If you allow outgoing connections to port 25 it can be very difficult to track. We only allow select users (root, mailnull, mailman) to actually connect out using iptables and then our users all use the local exim server to send mail.
Exim logs all the mail it sends to mysql (not full messages, just who it was sent to, and what user sent it) so once all the mail goes through your smtp it's easy to track who's using what. I usually run:
select user,count(*) as cnt from eximstats.sends group by user order by cnt desc limit 20;
in mysql as root to get a list of the top 20 senders. The spammers are usually pretty obvious in the list (at least 10 times as many emails as the legitimate users).
Spam blocking uses several ways to determine if a message is probably spam.
1.It looks for an email with a sender address that isn't legitimate and it looks for keywords (sexual terms, financial promises, and so on).
2. It compares words in the email with the common frequency of words in normal communication. It looks for other clues like messages with very little original content and a lot of forwarded or replied content.
3.Every time the spam blockers get more sophisticated (like blocking
keywords), so do the spammers (like substituting misspelled words or non-alphabet characters to try to fool keyword rules), then the rules get more sophisticated (like using common word frequencies to eliminate message messages with a lot of words like s*x or phrases like "nat:ural p:ll" that don't occur frequently in real text or common misspellings).
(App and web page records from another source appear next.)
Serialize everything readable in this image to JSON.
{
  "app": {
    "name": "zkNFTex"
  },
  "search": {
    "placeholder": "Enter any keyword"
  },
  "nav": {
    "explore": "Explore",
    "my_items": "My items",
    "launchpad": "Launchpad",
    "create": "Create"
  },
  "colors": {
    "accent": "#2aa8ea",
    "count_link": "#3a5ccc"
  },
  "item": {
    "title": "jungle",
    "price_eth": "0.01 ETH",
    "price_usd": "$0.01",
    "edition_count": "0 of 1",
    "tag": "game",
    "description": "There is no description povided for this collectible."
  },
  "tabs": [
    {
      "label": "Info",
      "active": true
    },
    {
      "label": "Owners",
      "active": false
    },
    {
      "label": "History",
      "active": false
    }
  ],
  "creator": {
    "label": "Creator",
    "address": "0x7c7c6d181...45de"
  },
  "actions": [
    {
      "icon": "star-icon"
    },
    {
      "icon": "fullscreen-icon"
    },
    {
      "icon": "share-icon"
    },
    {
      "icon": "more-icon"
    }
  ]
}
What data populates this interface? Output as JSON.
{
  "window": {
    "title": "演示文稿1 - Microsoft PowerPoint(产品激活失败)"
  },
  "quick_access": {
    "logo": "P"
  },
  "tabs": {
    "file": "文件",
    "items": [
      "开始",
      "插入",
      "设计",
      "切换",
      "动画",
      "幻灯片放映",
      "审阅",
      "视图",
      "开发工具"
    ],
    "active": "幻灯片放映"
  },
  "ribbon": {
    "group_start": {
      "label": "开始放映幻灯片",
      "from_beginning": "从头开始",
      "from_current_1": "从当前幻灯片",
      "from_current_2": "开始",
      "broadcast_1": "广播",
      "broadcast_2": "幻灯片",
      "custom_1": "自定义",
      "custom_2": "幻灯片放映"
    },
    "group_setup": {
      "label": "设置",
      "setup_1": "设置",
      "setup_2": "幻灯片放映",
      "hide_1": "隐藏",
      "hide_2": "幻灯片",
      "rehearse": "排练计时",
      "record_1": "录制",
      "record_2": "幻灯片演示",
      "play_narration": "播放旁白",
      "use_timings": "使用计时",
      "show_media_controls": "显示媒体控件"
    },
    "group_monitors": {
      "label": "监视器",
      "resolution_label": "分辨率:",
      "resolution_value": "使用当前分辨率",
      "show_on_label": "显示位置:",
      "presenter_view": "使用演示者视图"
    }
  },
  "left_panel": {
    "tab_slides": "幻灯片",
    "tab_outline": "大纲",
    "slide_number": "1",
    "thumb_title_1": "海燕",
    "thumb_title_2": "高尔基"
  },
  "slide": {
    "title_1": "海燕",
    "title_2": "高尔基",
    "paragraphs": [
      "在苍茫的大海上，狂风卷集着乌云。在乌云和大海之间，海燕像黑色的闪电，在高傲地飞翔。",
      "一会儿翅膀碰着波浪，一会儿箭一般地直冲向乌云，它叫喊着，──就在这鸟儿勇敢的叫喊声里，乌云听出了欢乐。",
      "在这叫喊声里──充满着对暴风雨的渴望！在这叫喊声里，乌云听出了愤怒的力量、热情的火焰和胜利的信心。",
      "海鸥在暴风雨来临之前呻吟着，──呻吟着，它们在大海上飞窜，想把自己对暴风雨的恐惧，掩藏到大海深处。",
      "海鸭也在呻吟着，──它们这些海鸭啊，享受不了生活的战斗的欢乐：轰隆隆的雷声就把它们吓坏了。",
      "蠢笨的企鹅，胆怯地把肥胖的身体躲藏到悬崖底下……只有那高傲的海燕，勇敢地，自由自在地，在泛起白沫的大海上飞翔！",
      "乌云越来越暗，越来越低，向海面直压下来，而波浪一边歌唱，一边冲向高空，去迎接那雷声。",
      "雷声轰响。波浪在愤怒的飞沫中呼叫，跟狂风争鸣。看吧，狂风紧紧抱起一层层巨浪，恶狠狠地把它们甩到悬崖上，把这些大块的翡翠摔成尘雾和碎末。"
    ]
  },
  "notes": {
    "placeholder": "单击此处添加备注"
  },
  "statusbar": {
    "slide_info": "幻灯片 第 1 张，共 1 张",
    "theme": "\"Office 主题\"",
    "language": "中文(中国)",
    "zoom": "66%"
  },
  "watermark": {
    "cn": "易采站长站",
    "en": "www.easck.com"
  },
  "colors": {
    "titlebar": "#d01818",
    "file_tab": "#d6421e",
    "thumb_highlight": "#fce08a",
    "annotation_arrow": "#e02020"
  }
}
4. It's a never ending cycle and spammers have the edge most of the time.
Any blocking system that can be written can be circumvented.